I oughtn’t quote the whole comment here, but you should really go read the response in its entirety — and read this similar post as well. It’s yet more proof that Ms. Jemisin is a really smart and very talented writer, and gives you all the more reason to go buy her book. Not convinced yet? She has three sample chapters online at her blog.
For those of you who skipped RaceFail 09 (and all its subsequent iterations, including MammothFail and EllisonFail, amongst others), Transformative Works and Cultures has an online symposium featuring a number of RaceFail participants. It’s a meta discussion (a discussion about the discussion), but unlike previous meta, this one is less about the what and who and more about the why and how — it outlines a lot of the types of reactions and arguments, and explains why they’re either successful or stupid and irritating. Or both. As such, it’s still a very good read even if you don’t know any of the writers or have anything invested in SF or media fandom.
So go. Read. I met (or heard speak) all of the contributors at WisCon this year, and was very impressed by each of them.
Karen Healy has written a really wonderful essay about how she’s working hard to Write The Other well. She gives concrete examples, and makes no claims to having done it right — she leaves that up to her (future) readers. It’s a very good read, and closely mirrors a lot of what I’m (still) going through with Clockwork Game. Kudos, Karen. I hope the book does very well for you.
On Monday May 18, 2009, we are asking anyone who identifies as a POC/non-white to post this banner, their speculative short stories, artwork, poetry or simply write a post on their favorite fandom on their blogs as an act of protest to show we will not be silent or invisible. The day of protest is entitled Fen Of Color United or more aptly, FOC_U.
White allies can also show solidarity for this event by posting this banner and expressing the need for diversity and speaking out against the bigotry in the genre, through posts and/or their creative work as well.
In addition, a new community entitled FOC_U has been created.
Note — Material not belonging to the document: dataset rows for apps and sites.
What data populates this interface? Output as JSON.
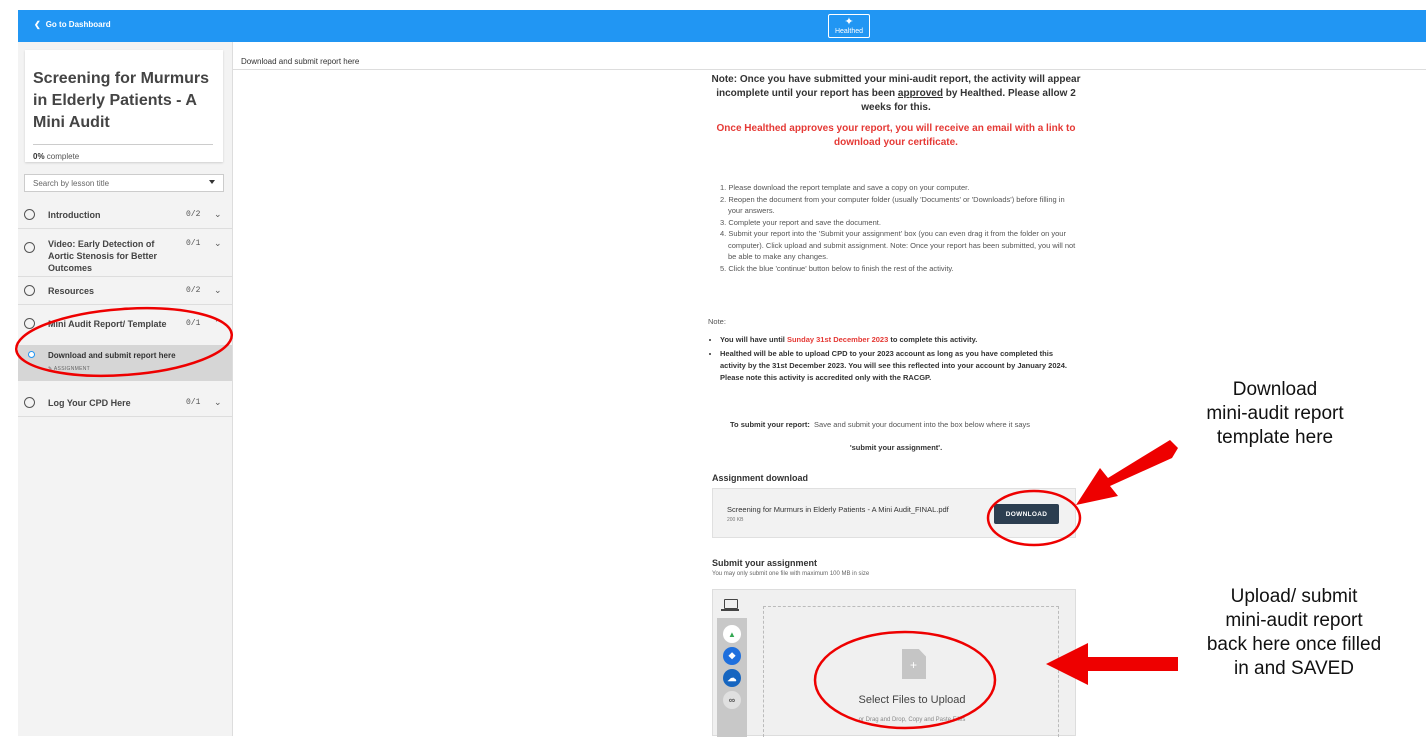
{
  "topbar": {
    "back_label": "Go to Dashboard",
    "logo_text": "Healthed"
  },
  "course": {
    "title": "Screening for Murmurs in Elderly Patients - A Mini Audit",
    "progress_pct": "0%",
    "progress_suffix": "complete"
  },
  "search": {
    "placeholder": "Search by lesson title"
  },
  "lessons": [
    {
      "label": "Introduction",
      "count": "0/2"
    },
    {
      "label": "Video: Early Detection of Aortic Stenosis for Better Outcomes",
      "count": "0/1"
    },
    {
      "label": "Resources",
      "count": "0/2"
    },
    {
      "label": "Mini Audit Report/ Template",
      "count": "0/1"
    },
    {
      "label": "Log Your CPD Here",
      "count": "0/1"
    }
  ],
  "active_sublesson": {
    "title": "Download and submit report here",
    "type": "ASSIGNMENT"
  },
  "content": {
    "header": "Download and submit report here",
    "note1_a": "Note: Once you have submitted your mini-audit report, the activity will appear incomplete until your report has been ",
    "note1_b": "approved",
    "note1_c": " by Healthed. Please allow 2 weeks for this.",
    "note2": "Once Healthed approves your report, you will receive an email with a link to download your certificate.",
    "steps": [
      "1. Please download the report template and save a copy on your computer.",
      "2. Reopen the document from your computer folder (usually 'Documents' or 'Downloads') before filling in your answers.",
      "3. Complete your report and save the document.",
      "4. Submit your report into the 'Submit your assignment' box (you can even drag it from the folder on your computer). Click upload and submit assignment. Note: Once your report has been submitted, you will not be able to make any changes.",
      "5. Click the blue 'continue' button below to finish the rest of the activity."
    ],
    "note_label": "Note:",
    "bullet1_a": "You will have until ",
    "bullet1_date": "Sunday 31st December 2023",
    "bullet1_b": " to complete this activity.",
    "bullet2": "Healthed will be able to upload CPD to your 2023 account as long as you have completed this activity by the 31st December 2023. You will see this reflected into your account by January 2024. Please note this activity is accredited only with the RACGP.",
    "submit_label": "To submit your report:",
    "submit_text": "Save and submit your document into the box below where it says",
    "submit_quote": "'submit your assignment'."
  },
  "download": {
    "heading": "Assignment download",
    "filename": "Screening for Murmurs in Elderly Patients - A Mini Audit_FINAL.pdf",
    "size": "200 KB",
    "button": "DOWNLOAD"
  },
  "submit": {
    "heading": "Submit your assignment",
    "note": "You may only submit one file with maximum 100 MB in size",
    "select_label": "Select Files to Upload",
    "drag_text": "or Drag and Drop, Copy and Paste Files"
  },
  "annotations": {
    "download": [
      "Download",
      "mini-audit report",
      "template here"
    ],
    "upload": [
      "Upload/ submit",
      "mini-audit report",
      "back here once filled",
      "in and SAVED"
    ]
  },
  "colors": {
    "topbar": "#2196f3",
    "highlight": "#e53935",
    "button": "#2c3e50"
  },
  "icons": [
    "chevron-left-icon",
    "laptop-icon",
    "google-drive-icon",
    "dropbox-icon",
    "onedrive-icon",
    "link-icon",
    "file-plus-icon"
  ]
}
It’s designed to be a safespace for POCs/non-whites and white allies to discuss the issues pertaining to RaceFail and a place to counteract its destructive effects. And it’s also a fun place for everyone to also discuss their favorite fandoms. While memberships and posts are under moderation for the time being (until the community gets more established and input is welcomed), everyone is encouraged to join and make this a home.
I am white as can be, but considering the events of the last few months, I feel that this definitely requires a signal boost.
Edited to add:
Unbeknownst to me at the time of my original posting, there has since been some further discussion on the origin of the community — but I think that, all things considered, I’m going to leave the link up. I think a lot of good can come from communities like this.
By way of example, here’s a lovely post from Shvetufae, a Vögelein fan who took some time a few weeks ago to send me a very thoughtful and eloquent essay on a specific topic about cultural appropriation. Thanks again, Shveta!